IMHA is a condition where the immune system goes haywire and starts attacking and destroying its own red blood cells. In about 25 to 40 per cent of cases, it can identify a trigger causing the immune system to malfunction. The condition can be triggered by cancer, infections, certain parasites, drug reactions, and potentially some vaccinations. These cases are called secondary IMHA because a trigger has been identified.
Malfunction of Immune System
The other 60 to 75 per cent of cases have no obvious reason. “There is clearly a malfunction of the immune system, but we don’t know why this occurs. It is only by ruling out all of the possible triggers that we reach this diagnosis of primary IMHA. We know that genetics must play a role because some breeds are far more predisposed to primary IMHA, but it can also happen to low-risk breeds,” explained Dr. Victoria Bamberger, DVM Veterinarian, VCA Canada Alta Vista Animal Hospital.
Good parasite prevention can help prevent the transmission of some of the infections that trigger IMHA, such as particular tick-borne illness and heartworm, to a small degree. The selection of appropriate vaccinations based on your dog’s lifestyle and risk factors should also be discussed with your veterinarian. “For the most part, we are at the mercy of a dog’s genetic makeup because that is the biggest determinant of immune function and dysfunction,” says Dr. Bamberger. In a primary care setting, Dr. Bamberger shared they don’t see cases of IMHA often. “I might diagnose a case every year or two,” she noted.
“In the emergency care setting, we see it quite frequently. This is because dogs can be fairly asymptotic in the early stages and then suddenly deteriorate and require emergency treatment.” The first step in treating IMHA is to run a battery of tests to make sure that primary IMHA is being treated and not secondary IMHA.
These tests, bloodwork, abdominal ultrasound, chest x-rays, and 4Dx test for tick-borne illnesses and heartworm, are necessary to ensure any triggering caused aren’t being missed. Dr. Bamberger explained, “If a dog’s IMHA is being triggered by an infection, you have to treat that infection before you can successfully treat the anemia.” She continued, “Once we know that we are dealing with primary IMHA, we need to stop the immune system from targeting its own red blood cells. ”This process involves using immunosuppressive medications such as prednisone, cyclosporine, mycophenolate, and leflunomide. Dogs with IMHA can be very anemic and close to death. These dogs are given blood transfusions and oxygen.

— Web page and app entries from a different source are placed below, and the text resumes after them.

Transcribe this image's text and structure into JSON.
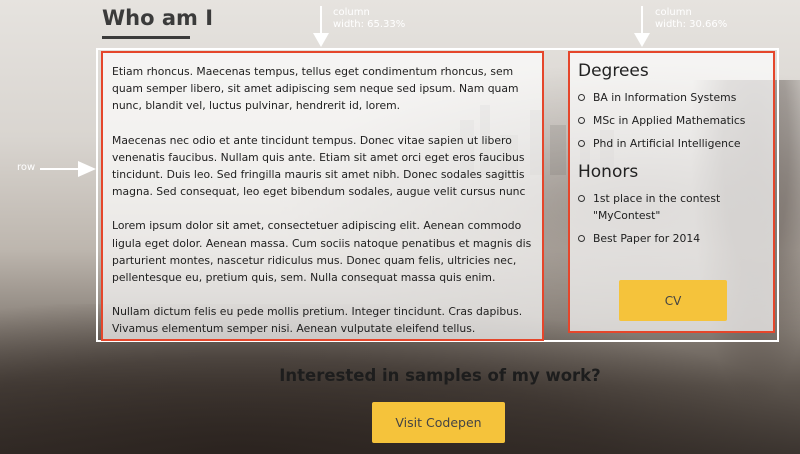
{
  "header": {
    "title": "Who am I"
  },
  "annotations": {
    "column_main": [
      "column",
      "width: 65.33%"
    ],
    "column_side": [
      "column",
      "width: 30.66%"
    ],
    "row": "row"
  },
  "main": {
    "paragraphs": [
      "Etiam rhoncus. Maecenas tempus, tellus eget condimentum rhoncus, sem quam semper libero, sit amet adipiscing sem neque sed ipsum. Nam quam nunc, blandit vel, luctus pulvinar, hendrerit id, lorem.",
      "Maecenas nec odio et ante tincidunt tempus. Donec vitae sapien ut libero venenatis faucibus. Nullam quis ante. Etiam sit amet orci eget eros faucibus tincidunt. Duis leo. Sed fringilla mauris sit amet nibh. Donec sodales sagittis magna. Sed consequat, leo eget bibendum sodales, augue velit cursus nunc",
      "Lorem ipsum dolor sit amet, consectetuer adipiscing elit. Aenean commodo ligula eget dolor. Aenean massa. Cum sociis natoque penatibus et magnis dis parturient montes, nascetur ridiculus mus. Donec quam felis, ultricies nec, pellentesque eu, pretium quis, sem. Nulla consequat massa quis enim.",
      "Nullam dictum felis eu pede mollis pretium. Integer tincidunt. Cras dapibus. Vivamus elementum semper nisi. Aenean vulputate eleifend tellus."
    ]
  },
  "sidebar": {
    "degrees_title": "Degrees",
    "degrees": [
      "BA in Information Systems",
      "MSc in Applied Mathematics",
      "Phd in Artificial Intelligence"
    ],
    "honors_title": "Honors",
    "honors": [
      "1st place in the contest \"MyContest\"",
      "Best Paper for 2014"
    ],
    "cv_label": "CV"
  },
  "footer": {
    "cta_text": "Interested in samples of my work?",
    "button_label": "Visit Codepen"
  },
  "colors": {
    "accent": "#f5c33b",
    "outline": "#e5462b"
  }
}
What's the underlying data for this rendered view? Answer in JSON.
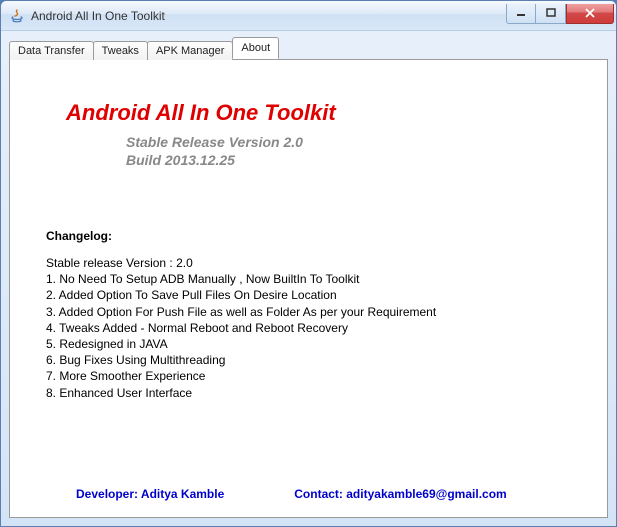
{
  "window": {
    "title": "Android All In One Toolkit"
  },
  "tabs": [
    {
      "label": "Data Transfer"
    },
    {
      "label": "Tweaks"
    },
    {
      "label": "APK Manager"
    },
    {
      "label": "About"
    }
  ],
  "about": {
    "title": "Android All In One Toolkit",
    "version_line1": "Stable Release Version 2.0",
    "version_line2": "Build 2013.12.25",
    "changelog_heading": "Changelog:",
    "changelog_body": "Stable release Version : 2.0\n1. No Need To Setup ADB Manually , Now BuiltIn To Toolkit\n2. Added Option To Save Pull Files On Desire Location\n3. Added Option For Push File as well as Folder As per your Requirement\n4. Tweaks Added - Normal Reboot and Reboot Recovery\n5. Redesigned in JAVA\n6. Bug Fixes Using Multithreading\n7. More Smoother Experience\n8. Enhanced User Interface",
    "developer": "Developer: Aditya Kamble",
    "contact": "Contact: adityakamble69@gmail.com"
  }
}
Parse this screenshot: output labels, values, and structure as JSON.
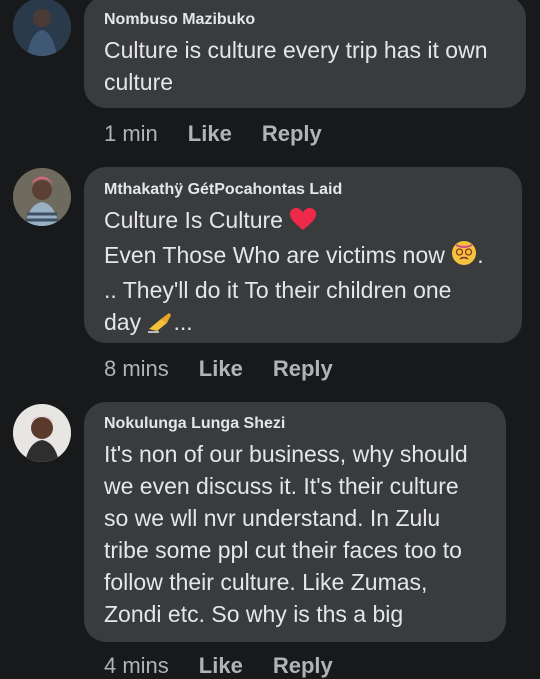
{
  "comments": [
    {
      "author": "Nombuso Mazibuko",
      "lines": [
        "Culture is culture every trip has it own",
        "culture"
      ],
      "time": "1 min",
      "like": "Like",
      "reply": "Reply"
    },
    {
      "author": "Mthakathÿ GétPocahontas Laid",
      "lines": [
        "Culture Is Culture",
        "Even Those Who are victims now",
        ".. They'll do it To their children one",
        "day"
      ],
      "line4_suffix": "...",
      "line2_suffix": ".",
      "time": "8 mins",
      "like": "Like",
      "reply": "Reply"
    },
    {
      "author": "Nokulunga Lunga Shezi",
      "lines": [
        "It's non of our business, why should",
        "we even discuss it. It's their culture",
        "so we wll nvr understand. In Zulu",
        "tribe some ppl cut their faces too to",
        "follow their culture. Like Zumas,",
        "Zondi etc. So why is ths a big"
      ],
      "time": "4 mins",
      "like": "Like",
      "reply": "Reply"
    }
  ],
  "icons": {
    "heart": "heart-icon",
    "face": "face-with-spiral-eyes-icon",
    "writing": "writing-hand-icon"
  },
  "colors": {
    "background": "#18191a",
    "bubble": "#3a3b3c",
    "text": "#e4e6eb",
    "secondary": "#b0b3b8",
    "heart": "#f0284a"
  }
}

Many dogs require low-dose aspirin or other clot-breaking medication to help prevent blood clots, which is a common cause of death in these patients. “Treating a critical IMHA patient is very labour intensive and can take several tense days before we know if we will be successful. These medications must be continued for several months and weaned very gradually to help prevent a relapse of the condition,” says Dr. Bamberger. She recommends people learn if their dog is a high-risk breed. Cocker spaniels are the most common breed affected, followed by bichons, collies, other small white dogs, and Old English Sheepdogs. It should be noted that cats can also be affected by Immune-Mediated Hemolytic Anemia. Dr. Bamberge says regardless of breed, getting to know your dog’s normal gum colour is important.
If you check your dog’s gums regularly, you’re more likely to notice if they become pale or jaundiced. Other clinical signs and symptoms include lethargy, vomiting, poor appetite, weakness, collapse, dark orange urine, rapid breathing, or a fever. These symptoms can sometimes be very mild, so it doesn’t mean that every time your dog seems tired, he should be rushed to the vet. But if he is consistently fatigued with no explanation, this warrants a checkup. Treating IMHA early is much easier, and less expensive, than treating a full-blown crisis,” Dr. Victoria Bamberger warned. IMHA is one of the most common causes of severe anemia, but there are many other causes. Some chronic diseases can cause mild anemia, but there are several ways to tell this apart from IMHA on a blood profile.
Another cause of severe anemia would be any condition that causes sudden blood loss. Next to trauma, the most common causes of severe blood loss would be ruptured abdominal tumours and intestinal bleeding. Dr. Bamberger went on to say, “Because there are so many causes of anemia, dogs require multiple tests to ensure we are identifying and treating the right problem.”